Artist Willard Downes was commissioned by the major motion picture studios in the 1930s to do publicity sketches of the big name stars of the era. A Virginia-born painter and commercial illustrator, he was a staff artist for three New York newspapers: THE HERALD TRIBUNE, THE JOURNAL AMERICAN, and THE BROOKLYN EAGLE and his illustrations appeared in many magazines such as THE SATURDAY EVENING POST, LIFE, GOOD HOUSEKEEPING and COLLIERS. He was also an art director at various advertising agencies and exhibited his paintings at museums and galleries.
Scottish-born actor Donald Crisp, who began his theatrical career singing opera, had a long career as an actor and director of movies, from his early days with D.W. Griffith through the 1960s. He won an Academy Award for Best Supporting Actor for HOW GREEN WAS MY VALLEY in 1941.

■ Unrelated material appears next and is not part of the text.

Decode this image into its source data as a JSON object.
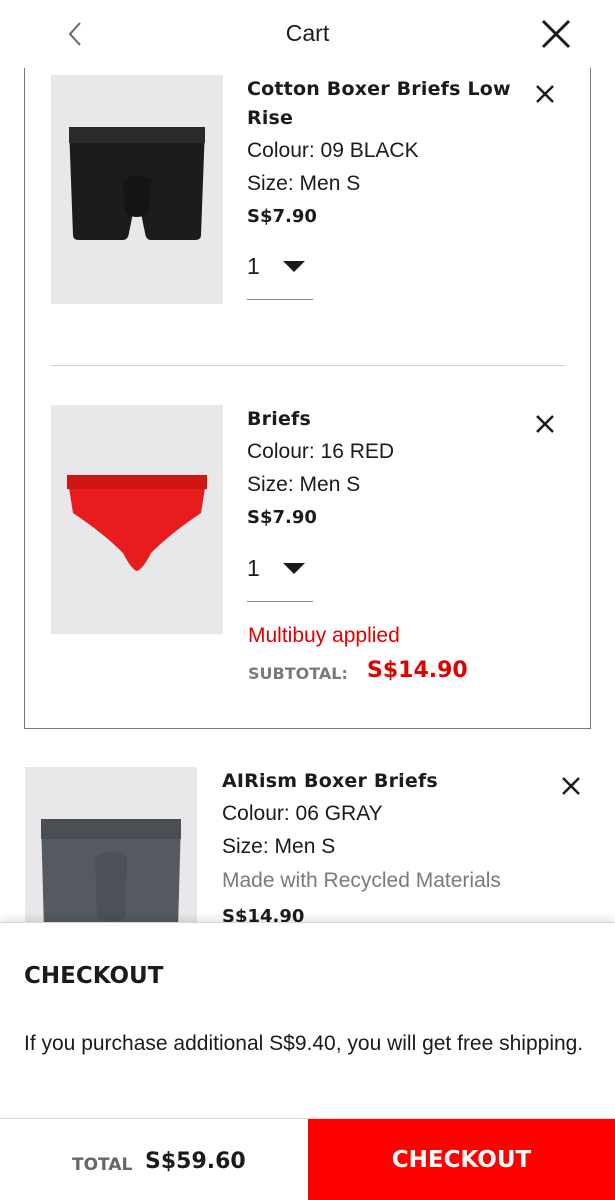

American actress Miriam Hopkins, film star of the 1930s, made her theatrical debut as a chorus girl in THE MUSIC BOX REVUE in 1921. Her starring roles were in films such as TROUBLE IN PARADISE, DESIGN FOR LIVING, DR. JEKYLL AND MR. HYDE and BECKY SHARP. Her later career was mainly on the stage in summer stock and touring companies and character parts in films.
From the guide to the Willard Downes portraits of Donald Crisp and Miriam Hopkins, undated, (The New York Public Library. Billy Rose Theatre Division.)